Stereo vision hardware
With the exception of the Minoru 3D Webcam, there are no suitable and affordable stereo video cameras on the market yet. However, a physicist or electronics engineer should be able to design and construct a dedicated stereo camera ("3D camera") setup by combining some standard commercially available components. One could use two black-and-white (greyscale) cameras to have greyscale video directly. The image on the left shows the simplified schematics that are obtained when using greyscale cameras. The greyscale video signal from the left-eye camera could be used as the "red" (R) signal for the RGB input of a video capture card while the greyscale video signal from the right-eye camera could form the "green" (G) or "cyan" (G+B) signal for this same RGB input. Note that the two cameras need to be "genlocked" to have synchronized video signals that can be captured as separate video signals and then merged into one color signal. The use of genlock requires at least one of the cameras to offer a synchronization input. Without genlock support in the cameras, the capture card must have proper provisions for video frame synchronization.
Vendors that can offer an end-user hardware solution for anaglyph video generation for The vOICe are welcome to report, for possible inclusion in the third-party suppliers page.

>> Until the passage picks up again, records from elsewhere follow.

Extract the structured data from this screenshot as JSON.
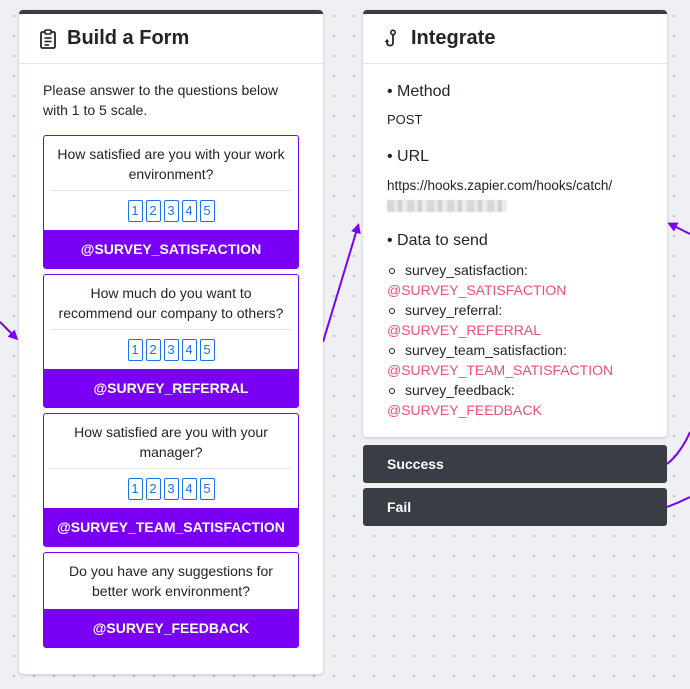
{
  "form": {
    "title": "Build a Form",
    "intro": "Please answer to the questions below with 1 to 5 scale.",
    "questions": [
      {
        "text": "How satisfied are you with your work environment?",
        "scale": [
          "1",
          "2",
          "3",
          "4",
          "5"
        ],
        "variable": "@SURVEY_SATISFACTION"
      },
      {
        "text": "How much do you want to recommend our company to others?",
        "scale": [
          "1",
          "2",
          "3",
          "4",
          "5"
        ],
        "variable": "@SURVEY_REFERRAL"
      },
      {
        "text": "How satisfied are you with your manager?",
        "scale": [
          "1",
          "2",
          "3",
          "4",
          "5"
        ],
        "variable": "@SURVEY_TEAM_SATISFACTION"
      },
      {
        "text": "Do you have any suggestions for better work environment?",
        "variable": "@SURVEY_FEEDBACK"
      }
    ]
  },
  "integrate": {
    "title": "Integrate",
    "method_label": "• Method",
    "method_value": "POST",
    "url_label": "• URL",
    "url_value": "https://hooks.zapier.com/hooks/catch/",
    "data_label": "• Data to send",
    "data_items": [
      {
        "key": "survey_satisfaction:",
        "value": "@SURVEY_SATISFACTION"
      },
      {
        "key": "survey_referral:",
        "value": "@SURVEY_REFERRAL"
      },
      {
        "key": "survey_team_satisfaction:",
        "value": "@SURVEY_TEAM_SATISFACTION"
      },
      {
        "key": "survey_feedback:",
        "value": "@SURVEY_FEEDBACK"
      }
    ]
  },
  "outcomes": {
    "success_label": "Success",
    "fail_label": "Fail"
  },
  "colors": {
    "accent": "#7a00f5",
    "dark": "#3a3d44",
    "variable_text": "#f0506e",
    "scale_blue": "#1a73e8"
  },
  "icons": {
    "form": "clipboard-icon",
    "integrate": "hook-icon"
  }
}
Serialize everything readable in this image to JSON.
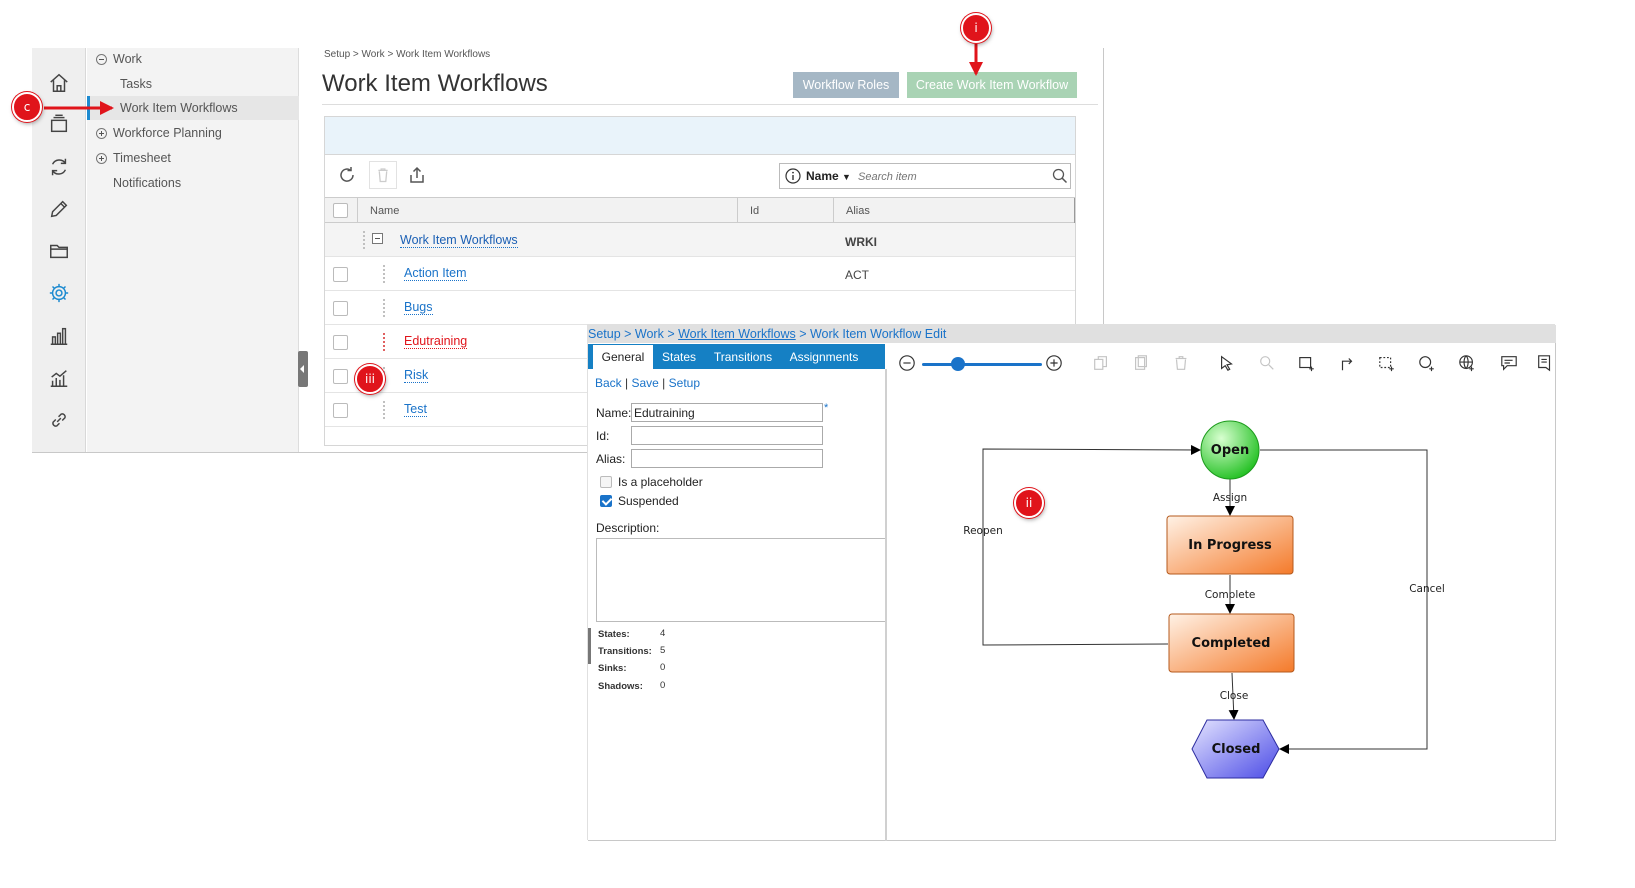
{
  "back_window": {
    "subnav": {
      "work": "Work",
      "tasks": "Tasks",
      "work_item_workflows": "Work Item Workflows",
      "workforce_planning": "Workforce Planning",
      "timesheet": "Timesheet",
      "notifications": "Notifications"
    },
    "rail_icons": [
      "home-icon",
      "layers-icon",
      "sync-icon",
      "pencil-icon",
      "folder-icon",
      "gear-icon",
      "bar-chart-icon",
      "analytics-icon",
      "link-icon"
    ],
    "breadcrumb": "Setup > Work > Work Item Workflows",
    "title": "Work Item Workflows",
    "buttons": {
      "roles": "Workflow Roles",
      "create": "Create Work Item Workflow"
    },
    "search": {
      "field": "Name",
      "placeholder": "Search item"
    },
    "columns": [
      "Name",
      "Id",
      "Alias"
    ],
    "group_row": {
      "name": "Work Item Workflows",
      "alias": "WRKI"
    },
    "rows": [
      {
        "name": "Action Item",
        "alias": "ACT"
      },
      {
        "name": "Bugs",
        "alias": ""
      },
      {
        "name": "Edutraining",
        "alias": ""
      },
      {
        "name": "Risk",
        "alias": ""
      },
      {
        "name": "Test",
        "alias": ""
      }
    ]
  },
  "editor": {
    "breadcrumb": {
      "p1": "Setup > Work > ",
      "p2": "Work Item Workflows",
      "p3": " > Work Item Workflow Edit"
    },
    "tabs": [
      "General",
      "States",
      "Transitions",
      "Assignments"
    ],
    "links": {
      "back": "Back",
      "save": "Save",
      "setup": "Setup",
      "sep": " | "
    },
    "form": {
      "name_label": "Name:",
      "name_value": "Edutraining",
      "required": "*",
      "id_label": "Id:",
      "id_value": "",
      "alias_label": "Alias:",
      "alias_value": "",
      "placeholder_label": "Is a placeholder",
      "suspended_label": "Suspended",
      "description_label": "Description:"
    },
    "stats": [
      {
        "label": "States:",
        "value": "4"
      },
      {
        "label": "Transitions:",
        "value": "5"
      },
      {
        "label": "Sinks:",
        "value": "0"
      },
      {
        "label": "Shadows:",
        "value": "0"
      }
    ],
    "zoom_level": 0.3
  },
  "diagram": {
    "states": {
      "open": "Open",
      "in_progress": "In Progress",
      "completed": "Completed",
      "closed": "Closed"
    },
    "transitions": {
      "assign": "Assign",
      "complete": "Complete",
      "close": "Close",
      "reopen": "Reopen",
      "cancel": "Cancel"
    },
    "colors": {
      "open": "#22c022",
      "task": "#f47a2a",
      "closed": "#4b4be6"
    }
  },
  "annotations": {
    "c": "c",
    "i": "i",
    "ii": "ii",
    "iii": "iii"
  }
}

As an alternative for using black-and-white cameras, in whist case one could also use two genlocked color cameras, in which case one should first mix the RGB signals from each color camera into greyscale video, because we need greyscale-based anaglyphs for good results. This is shown schematically in the image on the left. The image on the right again stresses that picking and capturing individual color components directly is not a good idea: that would for instance render a bright red object on a black background invisible in the right-eye view, while in reality its brightness should still make it stand out - as needed for making a distance map from the left-right viewing disparity! Next, the greyscale video signal from the left-eye camera could be used as the "red" (R) signal for the RGB input of a regular video capture card while the greyscale video signal from the right-eye camera could form the "green" (G) or "cyan" (G+B) signal for this same RGB input.

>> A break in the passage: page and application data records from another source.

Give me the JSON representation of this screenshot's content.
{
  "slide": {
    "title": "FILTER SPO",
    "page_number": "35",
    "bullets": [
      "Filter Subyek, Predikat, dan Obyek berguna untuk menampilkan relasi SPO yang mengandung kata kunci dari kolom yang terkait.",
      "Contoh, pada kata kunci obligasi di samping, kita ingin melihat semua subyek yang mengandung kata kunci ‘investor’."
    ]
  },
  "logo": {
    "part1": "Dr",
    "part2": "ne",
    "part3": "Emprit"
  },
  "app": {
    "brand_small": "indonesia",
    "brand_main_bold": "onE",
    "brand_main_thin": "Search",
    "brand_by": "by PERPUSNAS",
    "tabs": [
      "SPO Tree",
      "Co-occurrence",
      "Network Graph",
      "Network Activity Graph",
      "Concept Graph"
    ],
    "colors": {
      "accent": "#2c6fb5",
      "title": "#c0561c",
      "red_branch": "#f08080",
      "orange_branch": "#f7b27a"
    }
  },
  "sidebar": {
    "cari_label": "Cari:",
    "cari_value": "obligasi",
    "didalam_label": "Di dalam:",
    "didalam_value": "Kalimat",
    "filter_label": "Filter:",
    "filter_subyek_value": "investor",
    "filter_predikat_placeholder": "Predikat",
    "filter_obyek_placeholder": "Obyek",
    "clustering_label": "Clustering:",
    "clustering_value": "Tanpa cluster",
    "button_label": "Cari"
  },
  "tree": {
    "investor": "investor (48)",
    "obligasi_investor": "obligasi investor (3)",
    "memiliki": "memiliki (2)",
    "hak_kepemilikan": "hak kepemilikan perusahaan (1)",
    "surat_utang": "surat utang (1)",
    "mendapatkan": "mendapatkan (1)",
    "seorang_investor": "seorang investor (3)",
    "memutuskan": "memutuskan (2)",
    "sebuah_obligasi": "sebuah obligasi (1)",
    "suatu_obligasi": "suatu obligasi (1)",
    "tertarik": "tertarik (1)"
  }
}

The vOICe's advanced stereo vision functionality has so far undergone only limited testing and good results under all circumstances cannot be guaranteed. Especially in mobile applications, one has to carefully consider the possible safety hazards caused by any depth mapping artefacts and inaccuracies. Step-downs in particular will remain hard to detect reliably, while it can be clearly be dangerous when any nearby or fast-approaching objects go entirely undetected ("time-to-impact" is often a more relevant measure than actual physical distance, and is applied in The vOICe's monocular "collision threat analysis" option). On the other hand, some depth mapping artefacts and inaccuracies may be tolerable. For instance, (small) parts of nearby objects may appear to be at a larger distance as long as some parts of these nearby objects still get their correct nearby depth reading. "False alarms" where (even small) parts of distant objects appear to be at close range are more disturbing. Any receding objects may even be deliberately filtered out as they would not normally present a safety hazard, while a reduction of clutter could reduce the mental load for the blind user.
Left and right camera images must be carefully calibrated, such that they coincide at infinity (parallel camera model). Lacking that, the machine equivalent of the medical condition of "strabismus" (eye misalignment) may yield poor stereo vision results.

For adding speech recognition support during mobile use, visit The vOICe Command add-on page. It allows for switching the stereoscopic vision mode on and off by simply speaking a command into the microphone.